Should We Take Fraud Charges Against Politicians Seriously?
Donald Trump and Andrew Gillum may not have a lot in common politically, but both are facing fraud charges in recent suits filed by political enemies. Should we take these charges seriously? Well, I guess. But if their political enemies weren’t so fixated on them, it’s more likely than not nobody would have cared. Why not? Well, it’s hard to find a victim.
In Trump’s case he allegedly paid off a professional sex worker with money held by a company. In Gillum’s case, he allegedly pocketed lobbying donations to pay for personal items. Is this illegal? Yes. Is it worth prosecuting? Well, it depends on the defendant.
It’s very easy to become cynical at something like this because the selective nature of the prosecution reveals the corruption of the system. Things like this happen all the time and when they’re prosecuted, there’s usually an ulterior motive. Below, we’ll take a look at these fraud cases and the fraud cases that end up in major prosecutions.
Who is the victim?
Technically, the victim of Trump’s fraud is the company that he owns.
Nonetheless, the U.S. government feels like a system of bribery is a conflict of interest and they’re right to do so. On the other hand, there’s no evidence that this doesn’t happen all the time and the worst offenders are too big to fail.
How can I get charged with fraud?
The following is a non-exhaustive list of individuals you should target to get charged with fraud:
- The elderly
- The U.S. government
- Rich people
- Patients in a health care setting
While this list is non-exhaustive, the vast majority of fraud cases will include one of those five victim categories.
Frauds against the U.S. government, Medicaid, and other public benefits are among the most likely to result in long sentences. Here in Florida, targeting the elderly or those with mental health diagnoses are among the most common forms of fraud that are prosecuted universally.
Investor schemes are also prosecuted thoroughly with the amount of money stolen being a major factor in the length of the sentence. Consumer fraud disrupts the economy, so you better believe that the government takes that seriously.
Talk to a Tallahassee Criminal Defense Lawyer Today
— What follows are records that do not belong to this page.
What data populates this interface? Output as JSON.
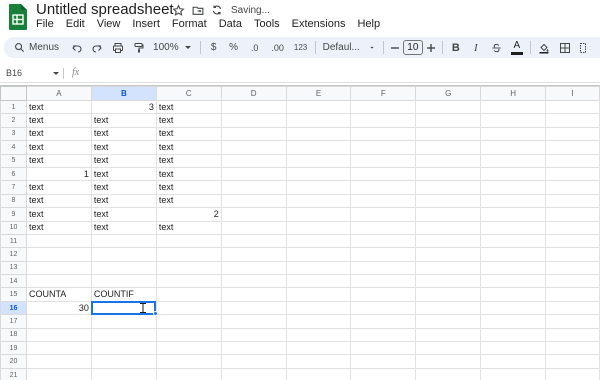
{
  "app": {
    "title": "Untitled spreadsheet",
    "status": "Saving...",
    "brand_color": "#188038",
    "selection_color": "#1a73e8"
  },
  "menu": [
    "File",
    "Edit",
    "View",
    "Insert",
    "Format",
    "Data",
    "Tools",
    "Extensions",
    "Help"
  ],
  "toolbar": {
    "search_label": "Menus",
    "zoom": "100%",
    "currency": "$",
    "percent": "%",
    "decrease_decimal": ".0",
    "increase_decimal": ".00",
    "number_format": "123",
    "font": "Defaul...",
    "font_size": "10",
    "bold": "B",
    "italic": "I",
    "text_color": "A"
  },
  "formula_bar": {
    "cell_ref": "B16",
    "fx": "fx",
    "content": ""
  },
  "sheet": {
    "columns": [
      "A",
      "B",
      "C",
      "D",
      "E",
      "F",
      "G",
      "H",
      "I"
    ],
    "active_column": "B",
    "active_row": "16",
    "rows": [
      {
        "n": "1",
        "cells": [
          {
            "v": "text"
          },
          {
            "v": "3",
            "num": true
          },
          {
            "v": "text"
          },
          {
            "v": ""
          },
          {
            "v": ""
          },
          {
            "v": ""
          },
          {
            "v": ""
          },
          {
            "v": ""
          },
          {
            "v": ""
          }
        ]
      },
      {
        "n": "2",
        "cells": [
          {
            "v": "text"
          },
          {
            "v": "text"
          },
          {
            "v": "text"
          },
          {
            "v": ""
          },
          {
            "v": ""
          },
          {
            "v": ""
          },
          {
            "v": ""
          },
          {
            "v": ""
          },
          {
            "v": ""
          }
        ]
      },
      {
        "n": "3",
        "cells": [
          {
            "v": "text"
          },
          {
            "v": "text"
          },
          {
            "v": "text"
          },
          {
            "v": ""
          },
          {
            "v": ""
          },
          {
            "v": ""
          },
          {
            "v": ""
          },
          {
            "v": ""
          },
          {
            "v": ""
          }
        ]
      },
      {
        "n": "4",
        "cells": [
          {
            "v": "text"
          },
          {
            "v": "text"
          },
          {
            "v": "text"
          },
          {
            "v": ""
          },
          {
            "v": ""
          },
          {
            "v": ""
          },
          {
            "v": ""
          },
          {
            "v": ""
          },
          {
            "v": ""
          }
        ]
      },
      {
        "n": "5",
        "cells": [
          {
            "v": "text"
          },
          {
            "v": "text"
          },
          {
            "v": "text"
          },
          {
            "v": ""
          },
          {
            "v": ""
          },
          {
            "v": ""
          },
          {
            "v": ""
          },
          {
            "v": ""
          },
          {
            "v": ""
          }
        ]
      },
      {
        "n": "6",
        "cells": [
          {
            "v": "1",
            "num": true
          },
          {
            "v": "text"
          },
          {
            "v": "text"
          },
          {
            "v": ""
          },
          {
            "v": ""
          },
          {
            "v": ""
          },
          {
            "v": ""
          },
          {
            "v": ""
          },
          {
            "v": ""
          }
        ]
      },
      {
        "n": "7",
        "cells": [
          {
            "v": "text"
          },
          {
            "v": "text"
          },
          {
            "v": "text"
          },
          {
            "v": ""
          },
          {
            "v": ""
          },
          {
            "v": ""
          },
          {
            "v": ""
          },
          {
            "v": ""
          },
          {
            "v": ""
          }
        ]
      },
      {
        "n": "8",
        "cells": [
          {
            "v": "text"
          },
          {
            "v": "text"
          },
          {
            "v": "text"
          },
          {
            "v": ""
          },
          {
            "v": ""
          },
          {
            "v": ""
          },
          {
            "v": ""
          },
          {
            "v": ""
          },
          {
            "v": ""
          }
        ]
      },
      {
        "n": "9",
        "cells": [
          {
            "v": "text"
          },
          {
            "v": "text"
          },
          {
            "v": "2",
            "num": true
          },
          {
            "v": ""
          },
          {
            "v": ""
          },
          {
            "v": ""
          },
          {
            "v": ""
          },
          {
            "v": ""
          },
          {
            "v": ""
          }
        ]
      },
      {
        "n": "10",
        "cells": [
          {
            "v": "text"
          },
          {
            "v": "text"
          },
          {
            "v": "text"
          },
          {
            "v": ""
          },
          {
            "v": ""
          },
          {
            "v": ""
          },
          {
            "v": ""
          },
          {
            "v": ""
          },
          {
            "v": ""
          }
        ]
      },
      {
        "n": "11",
        "cells": [
          {
            "v": ""
          },
          {
            "v": ""
          },
          {
            "v": ""
          },
          {
            "v": ""
          },
          {
            "v": ""
          },
          {
            "v": ""
          },
          {
            "v": ""
          },
          {
            "v": ""
          },
          {
            "v": ""
          }
        ]
      },
      {
        "n": "12",
        "cells": [
          {
            "v": ""
          },
          {
            "v": ""
          },
          {
            "v": ""
          },
          {
            "v": ""
          },
          {
            "v": ""
          },
          {
            "v": ""
          },
          {
            "v": ""
          },
          {
            "v": ""
          },
          {
            "v": ""
          }
        ]
      },
      {
        "n": "13",
        "cells": [
          {
            "v": ""
          },
          {
            "v": ""
          },
          {
            "v": ""
          },
          {
            "v": ""
          },
          {
            "v": ""
          },
          {
            "v": ""
          },
          {
            "v": ""
          },
          {
            "v": ""
          },
          {
            "v": ""
          }
        ]
      },
      {
        "n": "14",
        "cells": [
          {
            "v": ""
          },
          {
            "v": ""
          },
          {
            "v": ""
          },
          {
            "v": ""
          },
          {
            "v": ""
          },
          {
            "v": ""
          },
          {
            "v": ""
          },
          {
            "v": ""
          },
          {
            "v": ""
          }
        ]
      },
      {
        "n": "15",
        "cells": [
          {
            "v": "COUNTA"
          },
          {
            "v": "COUNTIF"
          },
          {
            "v": ""
          },
          {
            "v": ""
          },
          {
            "v": ""
          },
          {
            "v": ""
          },
          {
            "v": ""
          },
          {
            "v": ""
          },
          {
            "v": ""
          }
        ]
      },
      {
        "n": "16",
        "cells": [
          {
            "v": "30",
            "num": true
          },
          {
            "v": "",
            "selected": true
          },
          {
            "v": ""
          },
          {
            "v": ""
          },
          {
            "v": ""
          },
          {
            "v": ""
          },
          {
            "v": ""
          },
          {
            "v": ""
          },
          {
            "v": ""
          }
        ]
      },
      {
        "n": "17",
        "cells": [
          {
            "v": ""
          },
          {
            "v": ""
          },
          {
            "v": ""
          },
          {
            "v": ""
          },
          {
            "v": ""
          },
          {
            "v": ""
          },
          {
            "v": ""
          },
          {
            "v": ""
          },
          {
            "v": ""
          }
        ]
      },
      {
        "n": "18",
        "cells": [
          {
            "v": ""
          },
          {
            "v": ""
          },
          {
            "v": ""
          },
          {
            "v": ""
          },
          {
            "v": ""
          },
          {
            "v": ""
          },
          {
            "v": ""
          },
          {
            "v": ""
          },
          {
            "v": ""
          }
        ]
      },
      {
        "n": "19",
        "cells": [
          {
            "v": ""
          },
          {
            "v": ""
          },
          {
            "v": ""
          },
          {
            "v": ""
          },
          {
            "v": ""
          },
          {
            "v": ""
          },
          {
            "v": ""
          },
          {
            "v": ""
          },
          {
            "v": ""
          }
        ]
      },
      {
        "n": "20",
        "cells": [
          {
            "v": ""
          },
          {
            "v": ""
          },
          {
            "v": ""
          },
          {
            "v": ""
          },
          {
            "v": ""
          },
          {
            "v": ""
          },
          {
            "v": ""
          },
          {
            "v": ""
          },
          {
            "v": ""
          }
        ]
      },
      {
        "n": "21",
        "cells": [
          {
            "v": ""
          },
          {
            "v": ""
          },
          {
            "v": ""
          },
          {
            "v": ""
          },
          {
            "v": ""
          },
          {
            "v": ""
          },
          {
            "v": ""
          },
          {
            "v": ""
          },
          {
            "v": ""
          }
        ]
      }
    ]
  }
}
Tallahassee criminal lawyer Luke Newman, P.A. represents the interests of those charged with white-collar crimes like fraud. Call today and we can begin discussing your case.